This is a triple-chocolate mousse tower I made at my new job! I won't tell you how it's made(as the recipes aren't mine) but I WILL tell you that it's fairly easy to recreate on your own time. I must say, though, that it's quite labor-intensive...but here's how you can do one yourself.
These are genoise cakes that have been baked in a very thin layer and then cut into rings.
Genoise cakes are dry, sponge-like cakes with little-to-no fat in them, so they're actually relatively healthy. A good genoise recipe is quite irreplaceable in a cook's repertoire, so I highly suggest finding one.
Genoise cakes are also fantastic for swiss rolls/yule logs, which I'll post about later to come in the holiday months! Sure, they're a little dry on their own, but they're truly fantastic for trifles and layered cakes, as their structure is quite nice and they stand up well.
These genoise cakes were baked in a very large sheet tray so that the batter was spread quite thin. Once cooled entirely, the cakes were stamped out using a ring cutter. You can, of course, use whatever shape you like.
If I were to make this cake again, however, I'd stack the whole, cooked cakes atop one another with each filling and then cut when it is entirely set, just to save myself some trouble and scraps. If you want circles, though, cut circles and proceed to the next step.
Now, I took the cakes and set them in ring molds like these ones. You can find these at just about any specialty store, or online. For extra help, you can also set them in acetate strips, which is excellent to help you see what you're doing.
These cakes are filled with milk, white, and dark chocolate mousses, all separated with a cake in each one. We decided on ganache as a topper, but you can use frosting or some kind of glaze. I personally think that they look quite nice just with a dusting of powdered sugar and some fresh fruit on top.

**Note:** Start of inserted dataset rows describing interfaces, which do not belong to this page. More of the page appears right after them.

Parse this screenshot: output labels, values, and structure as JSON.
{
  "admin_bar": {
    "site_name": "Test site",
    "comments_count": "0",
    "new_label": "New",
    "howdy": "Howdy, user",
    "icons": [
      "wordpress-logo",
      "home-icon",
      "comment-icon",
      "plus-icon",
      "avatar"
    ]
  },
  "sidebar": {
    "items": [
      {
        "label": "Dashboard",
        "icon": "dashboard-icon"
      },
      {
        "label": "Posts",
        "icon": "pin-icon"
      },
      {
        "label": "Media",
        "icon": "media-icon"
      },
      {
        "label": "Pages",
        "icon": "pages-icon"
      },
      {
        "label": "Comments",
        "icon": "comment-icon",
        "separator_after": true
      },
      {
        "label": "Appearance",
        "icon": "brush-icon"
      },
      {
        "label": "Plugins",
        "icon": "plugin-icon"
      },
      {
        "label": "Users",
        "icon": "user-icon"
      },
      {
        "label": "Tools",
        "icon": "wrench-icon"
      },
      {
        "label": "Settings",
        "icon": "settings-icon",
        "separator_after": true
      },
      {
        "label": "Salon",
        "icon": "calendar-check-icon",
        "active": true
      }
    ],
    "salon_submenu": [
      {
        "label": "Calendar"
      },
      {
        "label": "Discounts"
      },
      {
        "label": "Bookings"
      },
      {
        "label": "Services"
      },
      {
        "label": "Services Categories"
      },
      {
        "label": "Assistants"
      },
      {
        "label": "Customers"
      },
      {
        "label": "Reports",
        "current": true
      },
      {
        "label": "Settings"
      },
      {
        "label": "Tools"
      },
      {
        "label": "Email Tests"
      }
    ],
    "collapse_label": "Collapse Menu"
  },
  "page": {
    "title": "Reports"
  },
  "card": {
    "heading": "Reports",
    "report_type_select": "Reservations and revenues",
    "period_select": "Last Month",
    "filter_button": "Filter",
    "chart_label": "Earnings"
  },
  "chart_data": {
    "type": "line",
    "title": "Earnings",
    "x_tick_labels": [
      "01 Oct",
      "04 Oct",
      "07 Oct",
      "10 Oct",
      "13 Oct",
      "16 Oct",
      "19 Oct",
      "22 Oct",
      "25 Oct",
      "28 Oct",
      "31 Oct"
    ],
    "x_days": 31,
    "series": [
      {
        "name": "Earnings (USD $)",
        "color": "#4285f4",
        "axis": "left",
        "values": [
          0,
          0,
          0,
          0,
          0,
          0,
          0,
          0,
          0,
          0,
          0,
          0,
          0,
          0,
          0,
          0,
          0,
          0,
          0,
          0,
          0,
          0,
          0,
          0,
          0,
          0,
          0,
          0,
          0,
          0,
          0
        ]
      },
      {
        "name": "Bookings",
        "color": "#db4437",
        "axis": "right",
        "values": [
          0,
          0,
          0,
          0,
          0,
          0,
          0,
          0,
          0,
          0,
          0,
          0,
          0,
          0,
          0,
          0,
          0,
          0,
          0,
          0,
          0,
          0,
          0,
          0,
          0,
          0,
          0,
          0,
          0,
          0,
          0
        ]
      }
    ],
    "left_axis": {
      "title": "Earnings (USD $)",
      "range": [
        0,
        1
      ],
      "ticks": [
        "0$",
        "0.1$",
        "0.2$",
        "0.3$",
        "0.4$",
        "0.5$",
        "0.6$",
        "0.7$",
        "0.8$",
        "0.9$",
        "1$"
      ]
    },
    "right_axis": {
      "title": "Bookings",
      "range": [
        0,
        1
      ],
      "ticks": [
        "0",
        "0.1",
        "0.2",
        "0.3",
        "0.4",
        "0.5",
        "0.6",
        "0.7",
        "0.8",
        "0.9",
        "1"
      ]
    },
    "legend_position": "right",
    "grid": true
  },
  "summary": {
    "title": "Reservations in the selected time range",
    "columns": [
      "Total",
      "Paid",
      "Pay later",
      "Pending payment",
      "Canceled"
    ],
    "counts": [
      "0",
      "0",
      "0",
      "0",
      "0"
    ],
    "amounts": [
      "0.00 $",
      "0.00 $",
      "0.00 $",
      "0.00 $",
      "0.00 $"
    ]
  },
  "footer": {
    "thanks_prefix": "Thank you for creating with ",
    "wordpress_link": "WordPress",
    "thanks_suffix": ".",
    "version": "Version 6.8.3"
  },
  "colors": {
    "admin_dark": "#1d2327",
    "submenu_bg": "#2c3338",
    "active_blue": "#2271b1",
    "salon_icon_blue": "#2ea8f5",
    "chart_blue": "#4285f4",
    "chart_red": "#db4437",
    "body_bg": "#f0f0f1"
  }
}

The filling possibilities are truly endless, and they're a real show-stopper, especially if you're doing them for a party. You could even turn these into a tiramisu for a perfect individual portion!
How do you get that filling into moulds so neatly? Piping bags, of course. Simply fill your bags and pipe, paying attention to the height of each level. Again, this is where the acetate comes in handy, so you can see what you're piping.
See how neat and clean those look?
If you do use a ganache or frosting, however, be prepared to unmould them carefully and then smooth the sides with an offset spatula(or a butter knife) that's been dipped in very hot water. This will offer a smooth finish for you.
Garnishes, of course, are all up to you. I do, however, recommend that you only choose garnishes that'll make sense with your flavor profile. Don't put a random strawberry atop a tiramisu. Don't add random dark chocolate curls to a key lime flavored trifle. Don't choose for the sake of looks, but for the sake of taste. It doesn't matter what kind of pretty plate you have in front of you if it doesn't taste good. Taste first, guys. Taste. First.